Musanze, Rwanda – On June 21st, 2017 the Minister of Infrastructure James Musoni, U.S. Ambassador to Rwanda Erica Barks-Ruggles, German Ambassador to Rwanda Dr. Peter Woeste and other project partners visited and celebrated the construction of the Rwaza I hydropower plant in Northern Rwanda.
The hydropower plant was developed in part thanks to a grant provided by the United States Government’s Power Africa initiative. When completed, the hydropower plant will provide reliable, affordable electricity into the Rwandan national grid. The project will produce approximately 20 Gigawatt hours of electricity each year, which is equivalent to the electricity consumption of approximately 20,000 Rwandan households.
The hydropower plant is expected to provide approximately 2 percent of the total electricity produced in the country, and will stabilize the local grid—improving power supply to local business and industries.

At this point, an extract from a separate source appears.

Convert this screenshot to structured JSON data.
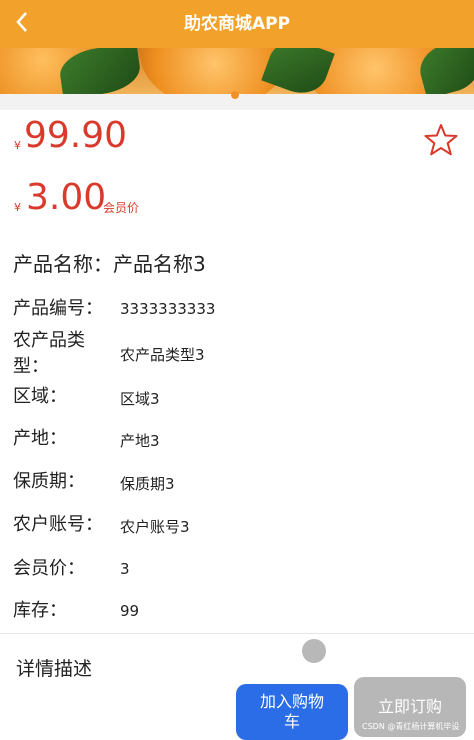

“American companies are at the forefront of helping Rwanda meet its energy needs and are driving investment in all energy sectors, including methane gas, off grid solar, and the mini-hydro sector,” said Ambassador Barks-Ruggles. “I am excited about the progress we have made over the past couple of years and the potential for further U.S. investment and engagement through the Power Africa initiative to help Rwanda meet its energy needs.”
“The Power Plant we are launching today might be small in size, but we have no doubt that even the 2.6 MW to be produced at Rwaza-Muko HydroPower Plant will greatly contribute to our bold vision. This project could not have come at a more opportune time, as we project our energy demand to soar from the current 208 MW installed capacity to a projected 570 MW by June 2024,” said Minister James Musoni.
“Together, we have reached an important milestone in the development and implementation of this project,” said Chad Bannick, CEO of DC HydroPower. “As developers and investors in the energy sector, we are thankful to be part of Rwanda’s initiative to reduce greenhouse gasses and provide clean, renewable energy to the people of Rwanda.”
Power Africa Coordinator Andrew Herscowitz congratulated the groundbreaking of the project by stating, “This deal shows how the private sector and government can work together in Rwanda to get a deal across the finish line. The Rwaza 1 Hydropower Plant is another example of how the private sector can drive power generation and development throughout Africa.”
The construction of this new hydropower plant directly supports the Rwandan Government’s goal of providing 70 percent of its population with access to electricity by 2018. They also advance the objectives of Power Africa (U.S. Government-led electricity access initiative) and KfW (Germany’s government-owned development bank) in addressing one of the most pressing challenges to sustainable economic growth and development in sub-Saharan Africa – access to reliable, affordable and sustainable electricity.
“Rwanda needs more energy. And Germany believes in the future of clean and affordable energy. This project can be a perfect role model to link these needs and aspirations. As discussed at the G20 recently, we see the necessity to discuss innovative financing solutions. This project would fit perfectly into the new development approach. The German government’s bank, KfW, established “rAREH”, an investment fund to develop and operate renewable energy projects in Sub-Saharan Africa. This fund is open for private investors to join us, to multiply funds,” said the German Ambassador to Rwanda Dr. Peter Woeste
Rwaza I am a 2.6 megawatt run-of-the-river hydropower plant located in the Rwaza Sector on the Mukungwa River, in Musanze District. The firm DC HydroPower identified and developed the project through the feasibility stage and the signing of a power purchase agreement with the Rwanda Energy Group. The firms Frontier Energy and ResponsAbility Renewable Energy Holding joined DC HydroPower as investment partners during the final stages of development.
Construction of the plant began in January 2017 and is expected to last 18 months, after which the plant will be operational. Rwaza 1, along with the nearby 4 megawatt Nyundo hydropower plant, received assistance from U.S. Trade and Development Agency (USTDA) —a Power Africa partner agency—during the development phase to complete the feasibility study. The Nyundo project is being developed by Amahoro Energy, a Rwandan company with US investors formed to electrify the Shyira Hospital, which serves more than 300,000 people, and is expected to commence construction on October 2017 and reach commercial operations by December 2018.